The input:
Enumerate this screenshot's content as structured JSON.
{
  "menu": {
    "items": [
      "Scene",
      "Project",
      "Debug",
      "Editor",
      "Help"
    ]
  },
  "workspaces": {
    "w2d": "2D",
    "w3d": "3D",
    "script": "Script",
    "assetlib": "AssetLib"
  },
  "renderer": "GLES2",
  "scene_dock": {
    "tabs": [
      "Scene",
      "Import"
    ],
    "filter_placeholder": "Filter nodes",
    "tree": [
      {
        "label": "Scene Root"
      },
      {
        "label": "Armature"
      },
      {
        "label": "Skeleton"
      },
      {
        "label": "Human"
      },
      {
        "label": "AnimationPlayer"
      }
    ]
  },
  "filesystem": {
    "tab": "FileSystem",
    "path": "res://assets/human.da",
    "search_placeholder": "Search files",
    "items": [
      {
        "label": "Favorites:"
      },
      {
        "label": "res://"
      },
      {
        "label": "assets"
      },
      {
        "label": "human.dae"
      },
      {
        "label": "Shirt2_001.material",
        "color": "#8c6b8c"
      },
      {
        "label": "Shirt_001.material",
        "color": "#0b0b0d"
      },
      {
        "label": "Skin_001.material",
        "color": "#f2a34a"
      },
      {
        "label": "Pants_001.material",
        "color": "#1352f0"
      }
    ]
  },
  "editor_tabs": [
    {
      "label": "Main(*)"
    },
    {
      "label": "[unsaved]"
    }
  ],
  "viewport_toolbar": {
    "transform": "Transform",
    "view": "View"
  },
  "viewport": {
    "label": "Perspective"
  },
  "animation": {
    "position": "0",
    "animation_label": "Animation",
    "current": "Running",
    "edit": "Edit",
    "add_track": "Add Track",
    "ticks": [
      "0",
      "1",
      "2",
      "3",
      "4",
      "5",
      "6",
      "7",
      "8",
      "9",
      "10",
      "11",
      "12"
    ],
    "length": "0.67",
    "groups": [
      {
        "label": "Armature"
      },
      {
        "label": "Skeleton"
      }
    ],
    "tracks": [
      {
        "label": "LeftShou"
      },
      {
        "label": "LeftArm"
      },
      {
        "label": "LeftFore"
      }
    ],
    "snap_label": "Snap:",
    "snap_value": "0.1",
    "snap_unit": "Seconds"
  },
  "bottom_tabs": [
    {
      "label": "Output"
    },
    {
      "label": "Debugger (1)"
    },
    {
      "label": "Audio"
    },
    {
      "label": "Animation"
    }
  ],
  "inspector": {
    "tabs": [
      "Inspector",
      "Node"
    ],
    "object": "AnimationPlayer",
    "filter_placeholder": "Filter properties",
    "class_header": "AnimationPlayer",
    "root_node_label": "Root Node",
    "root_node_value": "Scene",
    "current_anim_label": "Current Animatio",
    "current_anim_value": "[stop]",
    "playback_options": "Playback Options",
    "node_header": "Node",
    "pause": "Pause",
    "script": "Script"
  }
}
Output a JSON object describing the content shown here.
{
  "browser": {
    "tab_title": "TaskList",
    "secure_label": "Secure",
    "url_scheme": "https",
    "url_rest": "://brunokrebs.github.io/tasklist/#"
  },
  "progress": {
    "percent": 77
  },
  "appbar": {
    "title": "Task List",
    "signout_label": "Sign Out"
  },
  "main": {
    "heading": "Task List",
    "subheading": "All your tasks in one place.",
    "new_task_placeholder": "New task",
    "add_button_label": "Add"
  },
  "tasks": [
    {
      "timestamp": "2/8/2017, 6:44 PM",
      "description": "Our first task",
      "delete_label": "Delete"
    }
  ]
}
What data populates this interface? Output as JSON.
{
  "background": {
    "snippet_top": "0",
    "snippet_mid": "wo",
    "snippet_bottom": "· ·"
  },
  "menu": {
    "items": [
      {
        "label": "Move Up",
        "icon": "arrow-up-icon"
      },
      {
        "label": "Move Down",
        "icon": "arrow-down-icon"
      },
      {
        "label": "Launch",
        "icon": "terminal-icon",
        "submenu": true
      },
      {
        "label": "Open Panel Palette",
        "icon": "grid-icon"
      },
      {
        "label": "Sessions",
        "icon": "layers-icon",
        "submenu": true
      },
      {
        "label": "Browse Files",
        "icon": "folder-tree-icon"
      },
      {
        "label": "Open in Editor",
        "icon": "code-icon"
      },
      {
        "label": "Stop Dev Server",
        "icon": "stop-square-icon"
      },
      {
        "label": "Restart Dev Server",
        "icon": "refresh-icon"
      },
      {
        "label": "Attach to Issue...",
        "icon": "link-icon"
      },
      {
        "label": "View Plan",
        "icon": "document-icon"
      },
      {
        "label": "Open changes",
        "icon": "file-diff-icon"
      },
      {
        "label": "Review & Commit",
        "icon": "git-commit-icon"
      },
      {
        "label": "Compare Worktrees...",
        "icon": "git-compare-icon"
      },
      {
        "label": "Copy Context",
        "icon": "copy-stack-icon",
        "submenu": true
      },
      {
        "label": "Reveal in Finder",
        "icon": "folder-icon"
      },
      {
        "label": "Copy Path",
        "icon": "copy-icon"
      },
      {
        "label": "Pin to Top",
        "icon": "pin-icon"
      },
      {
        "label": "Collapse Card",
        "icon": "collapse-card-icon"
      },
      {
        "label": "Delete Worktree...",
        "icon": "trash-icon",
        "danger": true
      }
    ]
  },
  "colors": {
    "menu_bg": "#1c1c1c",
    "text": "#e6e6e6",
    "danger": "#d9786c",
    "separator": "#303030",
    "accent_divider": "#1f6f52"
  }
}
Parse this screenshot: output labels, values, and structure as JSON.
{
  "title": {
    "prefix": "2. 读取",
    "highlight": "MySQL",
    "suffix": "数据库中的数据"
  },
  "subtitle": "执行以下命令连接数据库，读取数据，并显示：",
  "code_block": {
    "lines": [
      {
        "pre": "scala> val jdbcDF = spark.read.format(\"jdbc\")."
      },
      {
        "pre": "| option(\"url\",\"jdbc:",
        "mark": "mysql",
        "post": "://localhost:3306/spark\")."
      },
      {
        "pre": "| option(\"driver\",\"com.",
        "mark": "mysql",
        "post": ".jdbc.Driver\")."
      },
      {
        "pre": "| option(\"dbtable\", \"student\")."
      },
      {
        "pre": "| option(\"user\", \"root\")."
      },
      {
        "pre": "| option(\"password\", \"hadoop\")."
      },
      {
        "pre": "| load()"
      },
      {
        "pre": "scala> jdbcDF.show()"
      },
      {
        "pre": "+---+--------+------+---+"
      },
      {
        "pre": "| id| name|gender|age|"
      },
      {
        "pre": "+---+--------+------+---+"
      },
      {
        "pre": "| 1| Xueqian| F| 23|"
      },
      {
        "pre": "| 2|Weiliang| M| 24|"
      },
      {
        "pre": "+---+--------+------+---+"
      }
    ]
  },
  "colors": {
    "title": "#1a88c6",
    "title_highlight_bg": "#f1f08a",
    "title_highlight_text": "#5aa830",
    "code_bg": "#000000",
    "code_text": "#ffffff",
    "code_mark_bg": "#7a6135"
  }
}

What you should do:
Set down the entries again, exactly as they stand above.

Exercise response:
Enumerate this screenshot's content as structured JSON.
{
  "menu": {
    "items": [
      "Scene",
      "Project",
      "Debug",
      "Editor",
      "Help"
    ]
  },
  "workspaces": {
    "w2d": "2D",
    "w3d": "3D",
    "script": "Script",
    "assetlib": "AssetLib"
  },
  "renderer": "GLES2",
  "scene_dock": {
    "tabs": [
      "Scene",
      "Import"
    ],
    "filter_placeholder": "Filter nodes",
    "tree": [
      {
        "label": "Scene Root"
      },
      {
        "label": "Armature"
      },
      {
        "label": "Skeleton"
      },
      {
        "label": "Human"
      },
      {
        "label": "AnimationPlayer"
      }
    ]
  },
  "filesystem": {
    "tab": "FileSystem",
    "path": "res://assets/human.da",
    "search_placeholder": "Search files",
    "items": [
      {
        "label": "Favorites:"
      },
      {
        "label": "res://"
      },
      {
        "label": "assets"
      },
      {
        "label": "human.dae"
      },
      {
        "label": "Shirt2_001.material",
        "color": "#8c6b8c"
      },
      {
        "label": "Shirt_001.material",
        "color": "#0b0b0d"
      },
      {
        "label": "Skin_001.material",
        "color": "#f2a34a"
      },
      {
        "label": "Pants_001.material",
        "color": "#1352f0"
      }
    ]
  },
  "editor_tabs": [
    {
      "label": "Main(*)"
    },
    {
      "label": "[unsaved]"
    }
  ],
  "viewport_toolbar": {
    "transform": "Transform",
    "view": "View"
  },
  "viewport": {
    "label": "Perspective"
  },
  "animation": {
    "position": "0",
    "animation_label": "Animation",
    "current": "Running",
    "edit": "Edit",
    "add_track": "Add Track",
    "ticks": [
      "0",
      "1",
      "2",
      "3",
      "4",
      "5",
      "6",
      "7",
      "8",
      "9",
      "10",
      "11",
      "12"
    ],
    "length": "0.67",
    "groups": [
      {
        "label": "Armature"
      },
      {
        "label": "Skeleton"
      }
    ],
    "tracks": [
      {
        "label": "LeftShou"
      },
      {
        "label": "LeftArm"
      },
      {
        "label": "LeftFore"
      }
    ],
    "snap_label": "Snap:",
    "snap_value": "0.1",
    "snap_unit": "Seconds"
  },
  "bottom_tabs": [
    {
      "label": "Output"
    },
    {
      "label": "Debugger (1)"
    },
    {
      "label": "Audio"
    },
    {
      "label": "Animation"
    }
  ],
  "inspector": {
    "tabs": [
      "Inspector",
      "Node"
    ],
    "object": "AnimationPlayer",
    "filter_placeholder": "Filter properties",
    "class_header": "AnimationPlayer",
    "root_node_label": "Root Node",
    "root_node_value": "Scene",
    "current_anim_label": "Current Animatio",
    "current_anim_value": "[stop]",
    "playback_options": "Playback Options",
    "node_header": "Node",
    "pause": "Pause",
    "script": "Script"
  }
}
Output a JSON object describing the content shown here.
{
  "browser": {
    "tab_title": "TaskList",
    "secure_label": "Secure",
    "url_scheme": "https",
    "url_rest": "://brunokrebs.github.io/tasklist/#"
  },
  "progress": {
    "percent": 77
  },
  "appbar": {
    "title": "Task List",
    "signout_label": "Sign Out"
  },
  "main": {
    "heading": "Task List",
    "subheading": "All your tasks in one place.",
    "new_task_placeholder": "New task",
    "add_button_label": "Add"
  },
  "tasks": [
    {
      "timestamp": "2/8/2017, 6:44 PM",
      "description": "Our first task",
      "delete_label": "Delete"
    }
  ]
}
What data populates this interface? Output as JSON.
{
  "background": {
    "snippet_top": "0",
    "snippet_mid": "wo",
    "snippet_bottom": "· ·"
  },
  "menu": {
    "items": [
      {
        "label": "Move Up",
        "icon": "arrow-up-icon"
      },
      {
        "label": "Move Down",
        "icon": "arrow-down-icon"
      },
      {
        "label": "Launch",
        "icon": "terminal-icon",
        "submenu": true
      },
      {
        "label": "Open Panel Palette",
        "icon": "grid-icon"
      },
      {
        "label": "Sessions",
        "icon": "layers-icon",
        "submenu": true
      },
      {
        "label": "Browse Files",
        "icon": "folder-tree-icon"
      },
      {
        "label": "Open in Editor",
        "icon": "code-icon"
      },
      {
        "label": "Stop Dev Server",
        "icon": "stop-square-icon"
      },
      {
        "label": "Restart Dev Server",
        "icon": "refresh-icon"
      },
      {
        "label": "Attach to Issue...",
        "icon": "link-icon"
      },
      {
        "label": "View Plan",
        "icon": "document-icon"
      },
      {
        "label": "Open changes",
        "icon": "file-diff-icon"
      },
      {
        "label": "Review & Commit",
        "icon": "git-commit-icon"
      },
      {
        "label": "Compare Worktrees...",
        "icon": "git-compare-icon"
      },
      {
        "label": "Copy Context",
        "icon": "copy-stack-icon",
        "submenu": true
      },
      {
        "label": "Reveal in Finder",
        "icon": "folder-icon"
      },
      {
        "label": "Copy Path",
        "icon": "copy-icon"
      },
      {
        "label": "Pin to Top",
        "icon": "pin-icon"
      },
      {
        "label": "Collapse Card",
        "icon": "collapse-card-icon"
      },
      {
        "label": "Delete Worktree...",
        "icon": "trash-icon",
        "danger": true
      }
    ]
  },
  "colors": {
    "menu_bg": "#1c1c1c",
    "text": "#e6e6e6",
    "danger": "#d9786c",
    "separator": "#303030",
    "accent_divider": "#1f6f52"
  }
}
Parse this screenshot: output labels, values, and structure as JSON.
{
  "title": {
    "prefix": "2. 读取",
    "highlight": "MySQL",
    "suffix": "数据库中的数据"
  },
  "subtitle": "执行以下命令连接数据库，读取数据，并显示：",
  "code_block": {
    "lines": [
      {
        "pre": "scala> val jdbcDF = spark.read.format(\"jdbc\")."
      },
      {
        "pre": "| option(\"url\",\"jdbc:",
        "mark": "mysql",
        "post": "://localhost:3306/spark\")."
      },
      {
        "pre": "| option(\"driver\",\"com.",
        "mark": "mysql",
        "post": ".jdbc.Driver\")."
      },
      {
        "pre": "| option(\"dbtable\", \"student\")."
      },
      {
        "pre": "| option(\"user\", \"root\")."
      },
      {
        "pre": "| option(\"password\", \"hadoop\")."
      },
      {
        "pre": "| load()"
      },
      {
        "pre": "scala> jdbcDF.show()"
      },
      {
        "pre": "+---+--------+------+---+"
      },
      {
        "pre": "| id| name|gender|age|"
      },
      {
        "pre": "+---+--------+------+---+"
      },
      {
        "pre": "| 1| Xueqian| F| 23|"
      },
      {
        "pre": "| 2|Weiliang| M| 24|"
      },
      {
        "pre": "+---+--------+------+---+"
      }
    ]
  },
  "colors": {
    "title": "#1a88c6",
    "title_highlight_bg": "#f1f08a",
    "title_highlight_text": "#5aa830",
    "code_bg": "#000000",
    "code_text": "#ffffff",
    "code_mark_bg": "#7a6135"
  }
}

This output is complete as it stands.